First up will be the interview show, and then we're planning on doing some sort of homebrewing show which would be in a similar format. But then we could add some semi-instructional elements to it. Moving on, I want to have style guides for beer styles and talk about the ingredients and what you should look for. We're starting consumer, but will probably move to be more structural and more geeky at the same time.

What's your goal with the show?

To have fun doing it! I don't really have a real goal, and I'm in a fortunate position where I don't have the standard pressures about creating a show. These things are fun, and they aren't very expensive to do, and we can do them at our own pace. I think the history of television as the be-all, end-all might not be as relevant anymore. I'm not against TV for The Beer Diaries, but the interview shows I've done are not right for it. I like the fact that I'm programming our "channel" with the guys from the team, which is something we wouldn't be doing if we were working for a network.
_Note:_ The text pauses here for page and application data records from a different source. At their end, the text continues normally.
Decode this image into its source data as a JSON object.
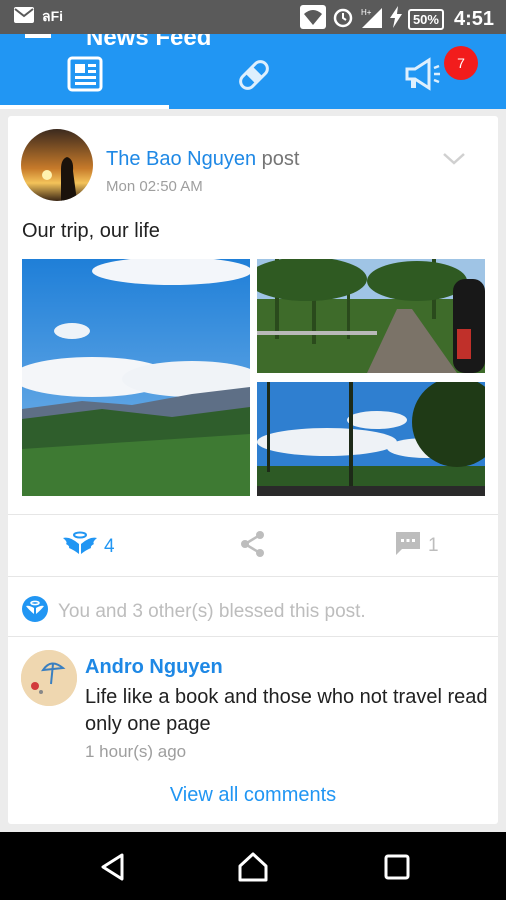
{
  "status_bar": {
    "carrier": "ลFi",
    "battery": "50%",
    "time": "4:51",
    "icons": [
      "mail-icon",
      "wifi-icon",
      "alarm-icon",
      "signal-icon",
      "charging-icon"
    ]
  },
  "app_bar": {
    "title": "News Feed",
    "tabs": [
      {
        "icon": "newspaper-icon"
      },
      {
        "icon": "bandage-icon"
      },
      {
        "icon": "megaphone-icon",
        "badge": "7"
      }
    ],
    "colors": {
      "primary": "#2196f3",
      "badge": "#f21c1c"
    }
  },
  "post": {
    "author": "The Bao Nguyen",
    "action": "post",
    "time": "Mon 02:50 AM",
    "text": "Our trip, our life",
    "photos": [
      "photo-sky-mountains",
      "photo-pine-road",
      "photo-pine-sky"
    ],
    "actions": {
      "bless_count": "4",
      "comment_count": "1",
      "icons": [
        "angel-wings-icon",
        "share-icon",
        "comment-icon"
      ]
    },
    "blessed_text": "You and 3 other(s) blessed this post."
  },
  "comment": {
    "author": "Andro Nguyen",
    "text": "Life like a book and those who not travel read only one page",
    "time": "1 hour(s) ago"
  },
  "view_all": "View all comments",
  "nav": [
    "back-icon",
    "home-icon",
    "recents-icon"
  ]
}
I want to maintain intimate control over it and manage it. I've been a part of the big company rodeo with a big corporate entity, and that's not as enticing to me. I don't see the need to do that. If we can figure out a way to monetize and build a strong business that supports making more shows, we'll do that. Right now we're doing what we love to do, which is making these shows.

What's next for the show, beyond Colorado?

After we round out the interviews here in Austin, which we just haven't gotten to because of schedules and timing, and Colorado will be after that. And then, the world is literally our oyster. There are so many place we would love to go, like Belgium and Germany, and to the major beer places. And we would like to document some of the beer culture events, like a beer lover's documentation of Oktoberfest, for example. After talking with more and more beer people, we get more ideas about the kinds of shows we can do. In a way, the concepts are limitless. We're not in a huge rush to do everything, we're just trying to do a really good job with what we've been doing.

Thank you so much for your time.

Thank you as well!